Graham, however, stressed lawmakers would be able to pass an emergency supplemental funding bill, arguing that Congress isn't a party of the memorandum of understanding (MOU). 
 
"A lot of members of Congress are going to see the benefit of a supplemental for Israel given what Iran's done ... and I think there's a lot of votes in this body for a $1.5 billion appropriation," the South Carolina Republican said. 
 
It's unclear how much support Graham has for his proposal, or how much time he'll have to gather support under a tight election-year timeframe. Lawmakers might recess next week until after the election, meaning his proposal could get tied up by talks of either an omnibus or end-of-the-year continuing resolution (CR). 
 
But Graham added that Israeli officials told him they wanted more money but " just felt like they couldn't go beyond what the MOU said." 
 
Graham, one of the Senate's most vocal defense hawks, tied the push for more money for the Middle Eastern ally to a resurgent Iran.
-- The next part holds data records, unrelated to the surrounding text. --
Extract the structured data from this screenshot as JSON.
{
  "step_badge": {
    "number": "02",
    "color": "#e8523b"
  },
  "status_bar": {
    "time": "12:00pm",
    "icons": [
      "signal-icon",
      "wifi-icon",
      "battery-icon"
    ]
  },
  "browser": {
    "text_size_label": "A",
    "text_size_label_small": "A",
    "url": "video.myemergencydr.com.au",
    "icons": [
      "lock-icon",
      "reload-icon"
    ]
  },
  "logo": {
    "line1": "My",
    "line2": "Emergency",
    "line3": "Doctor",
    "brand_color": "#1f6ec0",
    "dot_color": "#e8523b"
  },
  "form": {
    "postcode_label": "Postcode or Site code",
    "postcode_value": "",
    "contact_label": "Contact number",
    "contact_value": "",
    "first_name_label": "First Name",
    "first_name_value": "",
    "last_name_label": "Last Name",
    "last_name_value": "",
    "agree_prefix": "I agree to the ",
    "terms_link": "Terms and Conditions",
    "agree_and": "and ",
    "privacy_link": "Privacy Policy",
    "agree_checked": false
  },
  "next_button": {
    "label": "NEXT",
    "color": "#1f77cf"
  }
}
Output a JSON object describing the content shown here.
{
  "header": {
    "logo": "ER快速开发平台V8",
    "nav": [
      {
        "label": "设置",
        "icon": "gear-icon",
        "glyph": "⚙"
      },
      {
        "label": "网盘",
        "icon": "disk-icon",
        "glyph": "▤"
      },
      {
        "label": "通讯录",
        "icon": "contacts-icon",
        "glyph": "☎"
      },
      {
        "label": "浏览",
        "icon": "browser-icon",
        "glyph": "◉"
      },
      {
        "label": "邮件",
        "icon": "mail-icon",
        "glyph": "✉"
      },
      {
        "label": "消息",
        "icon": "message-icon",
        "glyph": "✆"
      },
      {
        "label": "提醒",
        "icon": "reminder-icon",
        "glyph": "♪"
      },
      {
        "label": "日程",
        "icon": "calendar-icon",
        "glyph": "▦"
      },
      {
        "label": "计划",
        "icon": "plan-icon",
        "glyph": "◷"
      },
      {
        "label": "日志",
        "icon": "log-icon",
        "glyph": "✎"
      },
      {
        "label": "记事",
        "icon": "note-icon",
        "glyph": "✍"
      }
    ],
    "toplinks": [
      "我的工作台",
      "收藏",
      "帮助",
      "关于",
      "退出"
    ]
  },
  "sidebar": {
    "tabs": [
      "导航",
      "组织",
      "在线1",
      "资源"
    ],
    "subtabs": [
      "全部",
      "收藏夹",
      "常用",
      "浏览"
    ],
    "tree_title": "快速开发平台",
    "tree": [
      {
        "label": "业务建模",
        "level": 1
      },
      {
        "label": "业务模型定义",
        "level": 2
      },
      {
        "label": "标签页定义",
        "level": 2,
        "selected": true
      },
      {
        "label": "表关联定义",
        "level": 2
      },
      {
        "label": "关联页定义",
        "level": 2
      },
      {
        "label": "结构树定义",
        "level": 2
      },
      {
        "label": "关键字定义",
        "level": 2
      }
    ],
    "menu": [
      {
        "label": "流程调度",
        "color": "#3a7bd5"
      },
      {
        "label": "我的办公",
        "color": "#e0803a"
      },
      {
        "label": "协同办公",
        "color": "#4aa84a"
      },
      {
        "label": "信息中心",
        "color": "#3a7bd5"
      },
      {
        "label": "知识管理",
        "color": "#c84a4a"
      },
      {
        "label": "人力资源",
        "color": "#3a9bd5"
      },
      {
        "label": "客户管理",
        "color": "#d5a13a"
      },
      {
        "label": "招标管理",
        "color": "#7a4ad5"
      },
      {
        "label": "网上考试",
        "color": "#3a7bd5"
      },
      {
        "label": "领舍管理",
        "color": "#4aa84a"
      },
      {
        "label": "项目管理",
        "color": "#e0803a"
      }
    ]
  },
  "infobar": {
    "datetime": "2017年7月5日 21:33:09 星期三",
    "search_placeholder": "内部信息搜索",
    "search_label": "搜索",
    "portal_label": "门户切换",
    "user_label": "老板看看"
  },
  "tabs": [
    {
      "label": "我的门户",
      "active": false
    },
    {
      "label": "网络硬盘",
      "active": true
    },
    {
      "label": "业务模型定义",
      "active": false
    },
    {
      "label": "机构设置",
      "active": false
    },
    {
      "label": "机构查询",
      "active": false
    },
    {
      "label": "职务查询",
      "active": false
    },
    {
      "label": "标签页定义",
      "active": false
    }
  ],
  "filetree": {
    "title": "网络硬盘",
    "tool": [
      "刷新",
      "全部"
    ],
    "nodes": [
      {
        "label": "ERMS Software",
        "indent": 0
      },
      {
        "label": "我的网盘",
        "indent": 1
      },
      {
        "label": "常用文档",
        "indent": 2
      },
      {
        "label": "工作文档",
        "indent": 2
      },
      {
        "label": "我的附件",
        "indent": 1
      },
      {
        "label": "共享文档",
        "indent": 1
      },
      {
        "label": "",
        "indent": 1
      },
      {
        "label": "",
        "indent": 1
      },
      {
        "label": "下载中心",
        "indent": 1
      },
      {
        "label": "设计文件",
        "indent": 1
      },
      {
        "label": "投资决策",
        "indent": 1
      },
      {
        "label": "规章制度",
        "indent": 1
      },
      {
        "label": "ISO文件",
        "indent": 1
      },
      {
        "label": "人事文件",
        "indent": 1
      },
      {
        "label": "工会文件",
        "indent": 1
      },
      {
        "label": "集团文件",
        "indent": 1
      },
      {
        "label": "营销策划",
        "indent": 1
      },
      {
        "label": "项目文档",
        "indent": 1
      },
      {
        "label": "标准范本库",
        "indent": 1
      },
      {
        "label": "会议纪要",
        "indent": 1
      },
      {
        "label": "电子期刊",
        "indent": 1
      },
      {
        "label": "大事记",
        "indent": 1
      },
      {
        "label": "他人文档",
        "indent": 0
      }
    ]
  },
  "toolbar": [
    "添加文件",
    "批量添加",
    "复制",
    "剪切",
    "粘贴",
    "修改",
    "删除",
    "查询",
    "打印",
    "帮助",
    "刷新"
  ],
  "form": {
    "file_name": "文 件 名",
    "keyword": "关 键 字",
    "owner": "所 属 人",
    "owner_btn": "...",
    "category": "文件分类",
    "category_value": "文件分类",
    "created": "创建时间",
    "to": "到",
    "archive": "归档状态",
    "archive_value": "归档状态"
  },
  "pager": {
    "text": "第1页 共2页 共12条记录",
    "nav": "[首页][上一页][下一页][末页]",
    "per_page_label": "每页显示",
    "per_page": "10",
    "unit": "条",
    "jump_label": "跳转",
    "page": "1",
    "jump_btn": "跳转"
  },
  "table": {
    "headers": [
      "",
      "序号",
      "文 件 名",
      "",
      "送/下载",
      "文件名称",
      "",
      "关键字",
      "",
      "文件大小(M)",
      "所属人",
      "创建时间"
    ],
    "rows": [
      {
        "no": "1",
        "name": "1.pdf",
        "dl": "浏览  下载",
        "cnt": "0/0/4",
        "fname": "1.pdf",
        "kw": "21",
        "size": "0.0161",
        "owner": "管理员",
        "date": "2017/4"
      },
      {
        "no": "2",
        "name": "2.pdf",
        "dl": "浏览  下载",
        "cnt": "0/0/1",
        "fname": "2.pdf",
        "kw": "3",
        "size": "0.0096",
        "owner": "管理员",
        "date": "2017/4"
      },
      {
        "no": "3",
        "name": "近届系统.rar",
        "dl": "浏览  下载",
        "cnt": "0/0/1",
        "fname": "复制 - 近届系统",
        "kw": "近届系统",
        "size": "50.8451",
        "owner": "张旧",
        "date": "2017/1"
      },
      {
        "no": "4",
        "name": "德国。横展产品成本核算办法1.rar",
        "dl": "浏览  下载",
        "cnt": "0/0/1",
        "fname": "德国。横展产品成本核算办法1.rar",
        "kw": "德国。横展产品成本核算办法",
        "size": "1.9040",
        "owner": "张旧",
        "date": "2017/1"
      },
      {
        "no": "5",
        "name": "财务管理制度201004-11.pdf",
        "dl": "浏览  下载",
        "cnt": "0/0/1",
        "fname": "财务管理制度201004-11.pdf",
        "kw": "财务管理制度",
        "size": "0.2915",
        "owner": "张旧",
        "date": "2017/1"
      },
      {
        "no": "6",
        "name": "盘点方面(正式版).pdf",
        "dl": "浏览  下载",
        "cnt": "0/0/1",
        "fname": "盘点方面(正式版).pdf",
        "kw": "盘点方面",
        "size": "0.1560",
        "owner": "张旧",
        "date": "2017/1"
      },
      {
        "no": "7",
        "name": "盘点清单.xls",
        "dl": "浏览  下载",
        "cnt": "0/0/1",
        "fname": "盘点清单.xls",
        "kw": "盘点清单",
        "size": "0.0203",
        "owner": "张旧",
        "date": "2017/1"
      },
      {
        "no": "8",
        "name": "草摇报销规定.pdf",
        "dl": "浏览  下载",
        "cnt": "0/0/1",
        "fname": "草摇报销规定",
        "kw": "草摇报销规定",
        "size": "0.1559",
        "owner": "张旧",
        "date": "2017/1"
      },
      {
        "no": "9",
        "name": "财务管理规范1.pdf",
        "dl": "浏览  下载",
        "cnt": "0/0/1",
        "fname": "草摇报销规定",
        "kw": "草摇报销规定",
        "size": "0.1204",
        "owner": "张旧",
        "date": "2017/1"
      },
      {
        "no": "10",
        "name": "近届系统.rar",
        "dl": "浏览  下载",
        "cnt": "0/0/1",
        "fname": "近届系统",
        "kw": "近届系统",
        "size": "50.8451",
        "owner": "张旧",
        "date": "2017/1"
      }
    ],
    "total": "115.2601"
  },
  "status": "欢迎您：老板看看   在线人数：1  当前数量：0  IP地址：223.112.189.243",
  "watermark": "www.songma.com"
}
He noted that he also wants to extend the Iran Sanctions Act (ISA), which is currently set to expire at the end of the year. 
 
"I think it's in our interest to send a signal to the ayatollah — the more provocative you are ... the more helpful we're going to be," he said. "I want to send a signal to Iran that as you develop your missiles and as you do this and as you do that we're going to have more assistance to Israel."